Anguish, by August Friedrich Albrecht Schenck, c. 1878. National Gallery of Victoria, Melbourne.


Volume VI, Number 2 | spring 2013


Man and Beast

By Lewis H. Lapham

Michel de Montaigne once considered, “When I play with my cat, who knows if I am not a pastime for her more than she is to me?”



In 1610, in the harbor of St. John’s, Newfoundland, Richard Whitbourne saw a “strange creature” that was “beautiful” and had “blue streaks resembling hair” and a “hinder part” that pointed “like a broad-hooked arrow.” When it attempted to climb into his boat, one of his men “struck it full blow on the head, whereby it fell off from them.” He supposed that it was a mermaid. Two years earlier, while aboard a ship near Norway, Henry Hudson reported that “one of our company, looking overboard, saw a mermaid,” as her “back and breasts were like a woman’s,” “her skin very white,” and her tail “like the tail of a porpoise, and speckled like mackerel.”

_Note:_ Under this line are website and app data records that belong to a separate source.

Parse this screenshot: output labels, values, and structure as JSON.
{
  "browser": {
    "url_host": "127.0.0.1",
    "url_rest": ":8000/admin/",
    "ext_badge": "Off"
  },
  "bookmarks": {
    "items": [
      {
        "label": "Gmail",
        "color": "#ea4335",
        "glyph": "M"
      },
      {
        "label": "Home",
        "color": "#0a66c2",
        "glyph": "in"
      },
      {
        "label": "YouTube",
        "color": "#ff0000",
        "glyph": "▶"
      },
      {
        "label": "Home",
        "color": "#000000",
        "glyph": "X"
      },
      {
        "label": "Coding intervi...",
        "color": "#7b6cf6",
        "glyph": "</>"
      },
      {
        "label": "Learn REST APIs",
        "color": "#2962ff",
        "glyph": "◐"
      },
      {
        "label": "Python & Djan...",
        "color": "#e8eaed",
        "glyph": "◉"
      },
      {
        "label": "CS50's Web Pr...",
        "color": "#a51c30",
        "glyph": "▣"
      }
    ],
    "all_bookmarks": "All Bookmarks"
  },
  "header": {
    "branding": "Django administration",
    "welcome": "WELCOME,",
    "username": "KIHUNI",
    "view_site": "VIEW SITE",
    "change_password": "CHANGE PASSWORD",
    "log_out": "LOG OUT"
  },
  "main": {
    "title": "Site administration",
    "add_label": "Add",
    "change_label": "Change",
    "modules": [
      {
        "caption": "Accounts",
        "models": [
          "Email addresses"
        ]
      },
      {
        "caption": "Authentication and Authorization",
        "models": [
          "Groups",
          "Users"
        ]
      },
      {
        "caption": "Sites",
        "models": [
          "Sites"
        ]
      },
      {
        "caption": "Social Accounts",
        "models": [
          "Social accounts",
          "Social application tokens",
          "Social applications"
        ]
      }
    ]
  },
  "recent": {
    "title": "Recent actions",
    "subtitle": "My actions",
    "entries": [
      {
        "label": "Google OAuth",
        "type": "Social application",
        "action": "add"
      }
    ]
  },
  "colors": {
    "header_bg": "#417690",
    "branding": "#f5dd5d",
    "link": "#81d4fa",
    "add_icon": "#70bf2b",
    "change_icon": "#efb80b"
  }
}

The elephant, although a gross beast, is yet the most decent and most sensible of any other upon earth. Although he never changes his female, and hath so tender a love for her whom he hath chosen, yet he never couples with her but at the end of every three years, and then only for the space of five days.

- St. Francis de Sales, 1609


LQ Podcast

#56 Doris Kearns Goodwin

The Pulitzer Prize–winning historian speaks with Lewis Lapham about her latest book, The Bully Pulpit. More